» **Given entries**
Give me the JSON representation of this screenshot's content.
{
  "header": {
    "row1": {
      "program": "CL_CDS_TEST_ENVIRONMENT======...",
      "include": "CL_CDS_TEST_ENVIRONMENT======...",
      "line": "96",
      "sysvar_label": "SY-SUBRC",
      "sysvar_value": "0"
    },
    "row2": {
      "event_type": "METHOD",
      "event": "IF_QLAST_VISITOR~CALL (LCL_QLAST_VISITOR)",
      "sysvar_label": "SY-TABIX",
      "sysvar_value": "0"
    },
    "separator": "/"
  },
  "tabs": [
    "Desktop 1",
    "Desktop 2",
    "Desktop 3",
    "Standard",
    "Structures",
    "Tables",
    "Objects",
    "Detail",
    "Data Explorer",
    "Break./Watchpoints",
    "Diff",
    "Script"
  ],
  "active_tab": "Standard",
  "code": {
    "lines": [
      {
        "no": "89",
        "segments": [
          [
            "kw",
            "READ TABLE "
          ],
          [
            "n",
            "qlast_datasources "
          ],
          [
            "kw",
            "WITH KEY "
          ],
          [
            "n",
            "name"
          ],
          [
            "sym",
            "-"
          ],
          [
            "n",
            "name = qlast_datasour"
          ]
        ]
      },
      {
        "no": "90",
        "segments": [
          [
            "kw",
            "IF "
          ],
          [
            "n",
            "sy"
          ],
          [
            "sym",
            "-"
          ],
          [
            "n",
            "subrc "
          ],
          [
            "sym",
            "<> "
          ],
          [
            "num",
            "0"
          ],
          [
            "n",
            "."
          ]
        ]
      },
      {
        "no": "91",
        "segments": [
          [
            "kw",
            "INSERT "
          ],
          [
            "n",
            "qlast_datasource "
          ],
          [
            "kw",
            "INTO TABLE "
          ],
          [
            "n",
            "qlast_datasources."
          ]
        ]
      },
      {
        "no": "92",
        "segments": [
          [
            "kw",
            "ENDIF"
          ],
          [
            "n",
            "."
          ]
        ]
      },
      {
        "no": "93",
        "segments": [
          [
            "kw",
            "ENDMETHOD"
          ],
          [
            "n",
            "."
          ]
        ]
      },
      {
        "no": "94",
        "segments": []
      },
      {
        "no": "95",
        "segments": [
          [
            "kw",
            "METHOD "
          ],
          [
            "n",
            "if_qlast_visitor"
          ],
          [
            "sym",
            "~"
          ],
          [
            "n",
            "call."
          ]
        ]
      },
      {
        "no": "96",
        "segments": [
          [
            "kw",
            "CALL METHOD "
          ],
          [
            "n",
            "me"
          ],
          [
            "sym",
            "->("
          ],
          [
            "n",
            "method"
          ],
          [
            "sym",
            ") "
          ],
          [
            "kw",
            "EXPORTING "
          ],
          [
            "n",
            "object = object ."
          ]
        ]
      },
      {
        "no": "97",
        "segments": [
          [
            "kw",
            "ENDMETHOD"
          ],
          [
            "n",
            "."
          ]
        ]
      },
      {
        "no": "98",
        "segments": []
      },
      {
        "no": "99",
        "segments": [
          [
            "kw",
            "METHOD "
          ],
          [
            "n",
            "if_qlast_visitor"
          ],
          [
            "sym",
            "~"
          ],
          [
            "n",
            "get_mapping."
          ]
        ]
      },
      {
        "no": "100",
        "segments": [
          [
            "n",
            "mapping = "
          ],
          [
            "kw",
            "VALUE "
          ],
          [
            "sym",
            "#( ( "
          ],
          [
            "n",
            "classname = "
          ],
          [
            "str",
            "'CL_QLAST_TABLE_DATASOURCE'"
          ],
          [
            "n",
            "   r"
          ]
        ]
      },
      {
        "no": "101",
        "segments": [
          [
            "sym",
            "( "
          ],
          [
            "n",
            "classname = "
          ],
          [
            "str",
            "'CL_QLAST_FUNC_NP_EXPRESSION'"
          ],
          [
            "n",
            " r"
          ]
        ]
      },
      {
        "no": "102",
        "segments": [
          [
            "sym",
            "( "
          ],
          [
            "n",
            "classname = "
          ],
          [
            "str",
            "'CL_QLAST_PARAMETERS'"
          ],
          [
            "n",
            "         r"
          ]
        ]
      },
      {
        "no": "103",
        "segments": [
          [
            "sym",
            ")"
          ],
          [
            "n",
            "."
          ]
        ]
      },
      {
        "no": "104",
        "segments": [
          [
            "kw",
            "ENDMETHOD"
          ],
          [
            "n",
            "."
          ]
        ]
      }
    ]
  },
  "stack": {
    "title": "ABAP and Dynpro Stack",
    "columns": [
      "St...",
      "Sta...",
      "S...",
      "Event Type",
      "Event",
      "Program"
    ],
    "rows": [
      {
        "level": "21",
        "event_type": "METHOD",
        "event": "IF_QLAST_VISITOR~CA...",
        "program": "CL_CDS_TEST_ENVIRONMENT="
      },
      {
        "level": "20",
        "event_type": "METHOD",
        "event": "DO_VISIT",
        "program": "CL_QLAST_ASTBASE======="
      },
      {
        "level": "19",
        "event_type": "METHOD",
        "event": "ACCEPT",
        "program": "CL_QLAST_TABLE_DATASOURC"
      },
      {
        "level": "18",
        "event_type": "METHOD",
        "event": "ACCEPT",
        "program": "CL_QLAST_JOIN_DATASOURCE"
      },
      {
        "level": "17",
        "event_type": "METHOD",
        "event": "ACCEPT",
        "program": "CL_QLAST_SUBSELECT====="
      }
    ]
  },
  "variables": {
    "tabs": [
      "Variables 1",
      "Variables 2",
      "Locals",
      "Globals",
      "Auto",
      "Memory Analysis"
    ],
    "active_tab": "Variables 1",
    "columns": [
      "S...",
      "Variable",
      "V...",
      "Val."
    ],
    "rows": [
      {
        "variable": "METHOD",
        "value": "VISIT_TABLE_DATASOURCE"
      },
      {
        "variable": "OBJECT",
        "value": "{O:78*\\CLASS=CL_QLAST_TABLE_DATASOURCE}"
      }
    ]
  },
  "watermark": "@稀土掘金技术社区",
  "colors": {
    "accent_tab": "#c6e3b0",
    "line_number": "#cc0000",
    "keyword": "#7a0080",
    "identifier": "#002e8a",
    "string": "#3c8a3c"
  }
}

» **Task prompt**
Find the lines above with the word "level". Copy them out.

» **Reply to the exercise**
        "level": "21",
        "level": "20",
        "level": "19",
        "level": "18",
        "level": "17",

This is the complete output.